Time to take a stand
Now, in the midst of a global pandemic, and a global movement against racial injustice, is an interesting time to launch a new business. It’s a unique situation, and an opportunity to step forward with something to say. Even established companies and institutions are often foregoing their usual ads and are getting personal on digital and social media. All of us can do that now. All you need is a Facebook account, and an opinion. And some, like high-school junior Darnella Frazier, had more: courage, determination and a phone that recorded the world’s now infamous 8 minutes and 46 seconds.
So rather than trying to sell T-shirts at the moment, I would like to take this opportunity, like many others who have a platform from which to speak, however small, to simply add my voice to the now global #blacklivesmatter movement, call for police reform, and an end to systemic racism. It’s about time!
This new business lives largely in the world of music; an industry that has had its challenges as well when it comes to racial inequality.
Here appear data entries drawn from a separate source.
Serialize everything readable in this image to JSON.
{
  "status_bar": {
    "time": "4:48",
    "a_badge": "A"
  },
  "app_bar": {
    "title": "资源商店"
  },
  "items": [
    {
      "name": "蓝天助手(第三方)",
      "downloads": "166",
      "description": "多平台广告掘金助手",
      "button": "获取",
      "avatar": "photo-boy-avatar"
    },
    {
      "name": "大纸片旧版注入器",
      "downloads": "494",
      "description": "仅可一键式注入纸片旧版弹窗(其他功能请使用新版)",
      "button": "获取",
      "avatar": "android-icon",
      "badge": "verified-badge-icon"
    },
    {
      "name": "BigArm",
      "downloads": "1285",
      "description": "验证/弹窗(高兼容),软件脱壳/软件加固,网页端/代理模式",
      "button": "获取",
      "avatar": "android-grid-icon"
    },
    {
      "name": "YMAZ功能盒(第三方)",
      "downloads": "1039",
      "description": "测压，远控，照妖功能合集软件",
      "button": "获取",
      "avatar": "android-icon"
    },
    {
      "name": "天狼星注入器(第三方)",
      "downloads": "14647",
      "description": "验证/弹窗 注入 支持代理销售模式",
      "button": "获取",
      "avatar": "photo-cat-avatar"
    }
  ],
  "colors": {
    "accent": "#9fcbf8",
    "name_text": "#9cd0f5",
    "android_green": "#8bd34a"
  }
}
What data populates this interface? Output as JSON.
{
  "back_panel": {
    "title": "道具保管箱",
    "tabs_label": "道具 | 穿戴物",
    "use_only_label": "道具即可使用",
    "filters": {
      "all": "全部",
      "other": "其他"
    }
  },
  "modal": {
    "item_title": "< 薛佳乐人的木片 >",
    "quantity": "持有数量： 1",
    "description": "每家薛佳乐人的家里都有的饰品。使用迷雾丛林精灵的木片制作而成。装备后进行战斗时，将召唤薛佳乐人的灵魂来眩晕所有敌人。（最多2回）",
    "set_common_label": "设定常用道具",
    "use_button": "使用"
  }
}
When I think of musicians I know, and the music they create, I see a colour-blindness that makes me proud. But the reality is that it wasn’t very long ago that if you were a white person in a band with black musicians, some agents would simply tell you they would not be able to find you gigs. It’s a reminder that we should not be in denial, but be ever vigilant about this kind of injustice. It exists in almost every community.
That being said, when things become normal and boring again, and people start buying T-shirts, let’s not forget this moment – this chance to be a part of history, and the responsibility to sustain these critical human rights that so many are working hard right now to make a reality, on behalf of people of colour in America, but also here in Canada and around the world.
A T-shirt, a guitar, or a person for that matter, all have no power, until used to say something.